Source material:
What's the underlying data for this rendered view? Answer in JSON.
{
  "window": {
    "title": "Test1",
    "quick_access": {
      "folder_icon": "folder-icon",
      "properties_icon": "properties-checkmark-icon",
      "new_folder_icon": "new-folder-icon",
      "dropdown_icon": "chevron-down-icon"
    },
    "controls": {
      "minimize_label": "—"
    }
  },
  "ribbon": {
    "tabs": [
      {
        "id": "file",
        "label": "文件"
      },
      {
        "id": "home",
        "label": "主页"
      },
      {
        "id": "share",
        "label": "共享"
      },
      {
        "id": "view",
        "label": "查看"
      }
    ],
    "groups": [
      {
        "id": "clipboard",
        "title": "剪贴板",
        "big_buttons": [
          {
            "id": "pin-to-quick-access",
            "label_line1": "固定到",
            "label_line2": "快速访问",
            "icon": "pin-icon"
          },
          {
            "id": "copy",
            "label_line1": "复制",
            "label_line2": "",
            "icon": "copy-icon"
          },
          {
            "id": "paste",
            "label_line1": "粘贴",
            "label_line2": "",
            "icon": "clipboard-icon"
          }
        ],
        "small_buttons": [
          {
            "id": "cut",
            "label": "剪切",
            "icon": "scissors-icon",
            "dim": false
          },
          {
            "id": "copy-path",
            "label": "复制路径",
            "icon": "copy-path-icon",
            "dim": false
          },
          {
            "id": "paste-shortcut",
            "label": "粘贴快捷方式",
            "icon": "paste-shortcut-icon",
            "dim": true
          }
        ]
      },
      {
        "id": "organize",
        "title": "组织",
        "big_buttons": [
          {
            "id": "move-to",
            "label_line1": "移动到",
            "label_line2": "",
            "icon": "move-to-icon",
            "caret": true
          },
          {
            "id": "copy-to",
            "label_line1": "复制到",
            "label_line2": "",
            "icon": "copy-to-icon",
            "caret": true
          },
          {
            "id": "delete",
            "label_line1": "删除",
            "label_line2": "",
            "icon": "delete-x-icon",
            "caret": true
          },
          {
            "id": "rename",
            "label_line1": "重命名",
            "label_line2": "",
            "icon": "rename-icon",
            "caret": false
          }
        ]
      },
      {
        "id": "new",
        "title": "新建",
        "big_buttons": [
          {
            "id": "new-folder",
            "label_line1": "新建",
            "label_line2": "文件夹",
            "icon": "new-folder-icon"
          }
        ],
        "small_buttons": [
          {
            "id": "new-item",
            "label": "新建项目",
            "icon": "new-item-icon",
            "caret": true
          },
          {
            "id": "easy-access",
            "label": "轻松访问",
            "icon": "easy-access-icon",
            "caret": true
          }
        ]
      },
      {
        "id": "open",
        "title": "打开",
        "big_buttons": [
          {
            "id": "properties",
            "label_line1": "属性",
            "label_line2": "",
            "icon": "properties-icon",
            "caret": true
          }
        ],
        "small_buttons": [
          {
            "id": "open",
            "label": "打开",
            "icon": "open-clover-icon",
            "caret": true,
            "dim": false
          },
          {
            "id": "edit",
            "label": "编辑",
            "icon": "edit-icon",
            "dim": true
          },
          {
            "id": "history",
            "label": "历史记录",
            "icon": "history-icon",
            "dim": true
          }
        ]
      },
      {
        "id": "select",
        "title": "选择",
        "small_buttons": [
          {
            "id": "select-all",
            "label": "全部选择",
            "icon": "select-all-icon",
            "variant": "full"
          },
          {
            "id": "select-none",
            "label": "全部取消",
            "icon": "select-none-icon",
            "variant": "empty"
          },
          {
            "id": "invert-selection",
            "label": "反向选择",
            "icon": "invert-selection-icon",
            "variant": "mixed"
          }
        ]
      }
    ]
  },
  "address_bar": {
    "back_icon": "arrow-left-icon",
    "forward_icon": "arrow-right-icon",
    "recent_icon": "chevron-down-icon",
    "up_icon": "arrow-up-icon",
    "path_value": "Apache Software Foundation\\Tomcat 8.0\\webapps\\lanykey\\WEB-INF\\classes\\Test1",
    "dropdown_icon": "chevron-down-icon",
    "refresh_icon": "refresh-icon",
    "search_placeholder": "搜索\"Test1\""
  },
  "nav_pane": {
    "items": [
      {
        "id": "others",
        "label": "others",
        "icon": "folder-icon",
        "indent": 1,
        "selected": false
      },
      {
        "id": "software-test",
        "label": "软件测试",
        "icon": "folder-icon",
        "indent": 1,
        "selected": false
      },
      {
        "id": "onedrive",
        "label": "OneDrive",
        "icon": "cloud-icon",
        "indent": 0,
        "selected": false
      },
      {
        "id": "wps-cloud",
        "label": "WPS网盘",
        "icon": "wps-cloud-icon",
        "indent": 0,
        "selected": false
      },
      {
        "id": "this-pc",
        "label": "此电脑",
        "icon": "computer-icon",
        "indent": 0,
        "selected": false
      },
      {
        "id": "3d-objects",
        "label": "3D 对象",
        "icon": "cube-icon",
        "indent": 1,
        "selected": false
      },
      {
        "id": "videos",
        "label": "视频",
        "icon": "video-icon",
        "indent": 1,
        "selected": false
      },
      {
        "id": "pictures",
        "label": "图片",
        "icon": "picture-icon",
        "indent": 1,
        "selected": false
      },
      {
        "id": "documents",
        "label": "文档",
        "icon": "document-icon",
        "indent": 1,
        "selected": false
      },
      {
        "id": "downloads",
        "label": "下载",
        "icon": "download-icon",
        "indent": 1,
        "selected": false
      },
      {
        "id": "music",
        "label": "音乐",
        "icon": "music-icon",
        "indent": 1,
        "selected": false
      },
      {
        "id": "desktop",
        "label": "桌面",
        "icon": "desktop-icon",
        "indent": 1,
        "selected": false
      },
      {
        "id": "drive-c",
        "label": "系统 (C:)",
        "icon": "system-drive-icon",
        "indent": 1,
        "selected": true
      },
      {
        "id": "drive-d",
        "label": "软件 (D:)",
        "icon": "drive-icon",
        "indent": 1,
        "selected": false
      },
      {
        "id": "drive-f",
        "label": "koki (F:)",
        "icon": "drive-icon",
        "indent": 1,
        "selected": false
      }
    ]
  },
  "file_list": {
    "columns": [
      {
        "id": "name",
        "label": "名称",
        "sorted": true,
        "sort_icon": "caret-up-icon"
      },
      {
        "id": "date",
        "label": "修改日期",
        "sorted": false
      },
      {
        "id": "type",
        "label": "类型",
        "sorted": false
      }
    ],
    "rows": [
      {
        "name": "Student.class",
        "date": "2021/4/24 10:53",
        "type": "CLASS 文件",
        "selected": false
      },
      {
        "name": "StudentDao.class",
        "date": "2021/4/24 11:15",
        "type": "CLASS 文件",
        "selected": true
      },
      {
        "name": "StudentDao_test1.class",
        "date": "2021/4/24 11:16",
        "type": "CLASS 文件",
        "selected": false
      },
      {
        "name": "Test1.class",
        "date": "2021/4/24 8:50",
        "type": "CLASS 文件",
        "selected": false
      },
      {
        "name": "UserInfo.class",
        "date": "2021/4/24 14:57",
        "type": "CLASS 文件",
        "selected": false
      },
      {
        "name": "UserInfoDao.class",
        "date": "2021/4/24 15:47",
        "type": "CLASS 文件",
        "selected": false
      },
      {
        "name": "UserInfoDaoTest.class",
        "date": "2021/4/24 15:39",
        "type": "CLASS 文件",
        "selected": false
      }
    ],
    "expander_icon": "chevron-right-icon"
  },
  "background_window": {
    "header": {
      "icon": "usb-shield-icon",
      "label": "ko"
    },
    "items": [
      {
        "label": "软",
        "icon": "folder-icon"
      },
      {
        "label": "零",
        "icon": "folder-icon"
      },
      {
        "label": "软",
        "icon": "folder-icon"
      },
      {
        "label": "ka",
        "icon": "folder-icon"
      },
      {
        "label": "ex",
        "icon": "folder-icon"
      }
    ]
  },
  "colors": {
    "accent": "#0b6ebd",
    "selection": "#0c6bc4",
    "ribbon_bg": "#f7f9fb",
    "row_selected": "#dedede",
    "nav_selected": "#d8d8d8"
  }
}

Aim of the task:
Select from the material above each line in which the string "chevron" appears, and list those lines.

Solution to this problem:
      "dropdown_icon": "chevron-down-icon"
    "recent_icon": "chevron-down-icon",
    "dropdown_icon": "chevron-down-icon",
    "expander_icon": "chevron-right-icon"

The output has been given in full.